|Soybean Insect Guide||Feb 7, 2014||AREC-68NP|
|The Peanut Southern Corn Rootworm Advisory||
The southern corn rootworm (SCR) has long been considered a major pest of peanuts in North Carolina and Virginia. However, researchers and Extension faculty at Virginia Tech and NC State have determined through more than 400 commercial field trials that the majority of peanut fields do not need to be treated. They have developed and tested a simple-to-use advisory that identifies those fields not at risk for pod damage or economic loss. The Southern Corn Rootworm Advisory can save you time and money as well as help you use insecticides more efficiently.
|Nov 13, 2014||444-351|
|Troubleshooting The Soybean Crop||Nov 16, 2012||AREC-25NP|
|Virginia Cotton Production Guide 2014||Feb 7, 2014||AREC-62NP|
|Virginia Cotton Production Guide 2016||
Proper soil fertility management ensures sufficient nutrients for maximum cotton production. Obtaining and maintaining appropriate soil nutrient concentrations is imperative, as fertilizer inputs are the largest component of production budgets for Virginia cotton farmers.
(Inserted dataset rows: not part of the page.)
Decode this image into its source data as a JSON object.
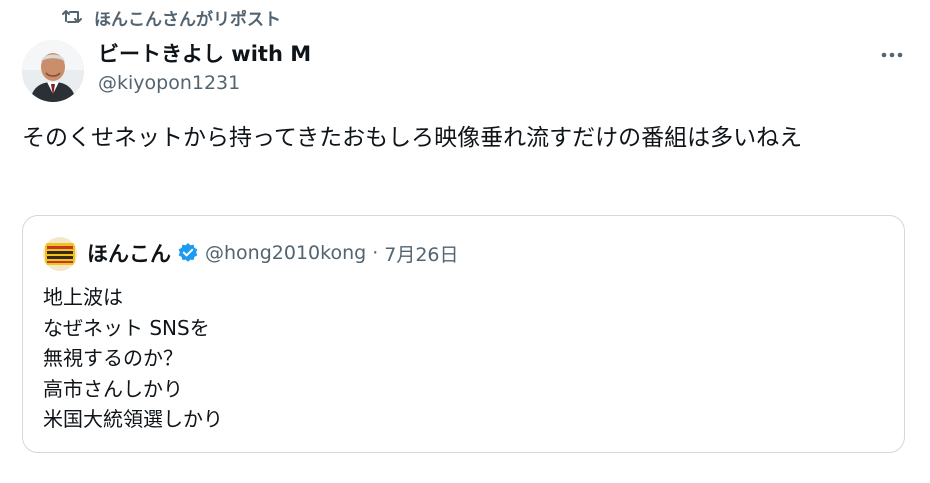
{
  "repost": {
    "icon": "repost-icon",
    "label": "ほんこんさんがリポスト"
  },
  "author": {
    "name": "ビートきよし with M",
    "handle": "@kiyopon1231"
  },
  "tweet": {
    "text": "そのくせネットから持ってきたおもしろ映像垂れ流すだけの番組は多いねえ"
  },
  "quote": {
    "name": "ほんこん",
    "verified_color": "#1d9bf0",
    "handle": "@hong2010kong",
    "separator": "·",
    "date": "7月26日",
    "lines": [
      "地上波は",
      "なぜネット SNSを",
      "無視するのか？",
      "高市さんしかり",
      "米国大統領選しかり"
    ]
  },
  "colors": {
    "text": "#0f1419",
    "secondary": "#536471",
    "border": "#cfd9de"
  }
}
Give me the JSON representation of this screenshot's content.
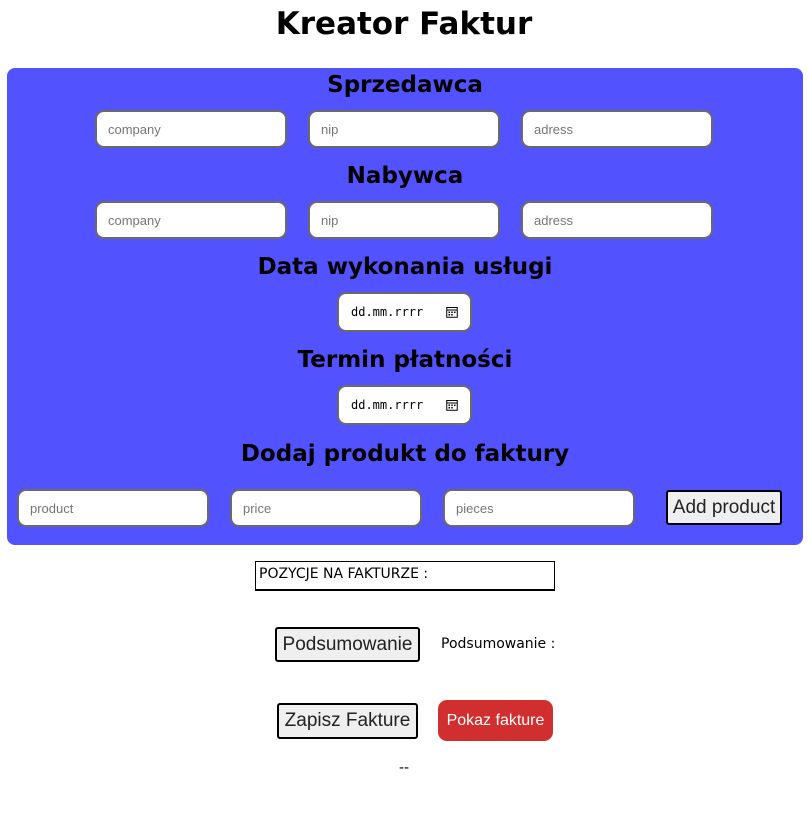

At the same time, excessive nutrient application wastes money, wastes natural resources, and can negatively impact yields and environmental quality.
|Feb 22, 2016||AREC-124NP (AREC-165NP)|
|Winter Grain Mite||
Species: Penthaleus major (Dugès)
Size: Adult, 1 mm long; eggs, .25 mm long..
Color: Adult is dark brown to almost black with red legs (Figs. 1 and 2); nymph is brownish with orange legs; a young larva is bright pink to orange but darkens to light brown after one day; freshly deposited eggs are smooth, kidney shaped, and reddish orange, but within minutes become wrinkled and after several days become a straw yellow color.
Description: The adult is relatively large compared to other spider mites and is the only mite of economic importance with the anal pore (a tan to orange spot best seen with microscope, but can be seen with a hand lens) on the upper surface of the abdomen.
|Nov 13, 2014||444-037|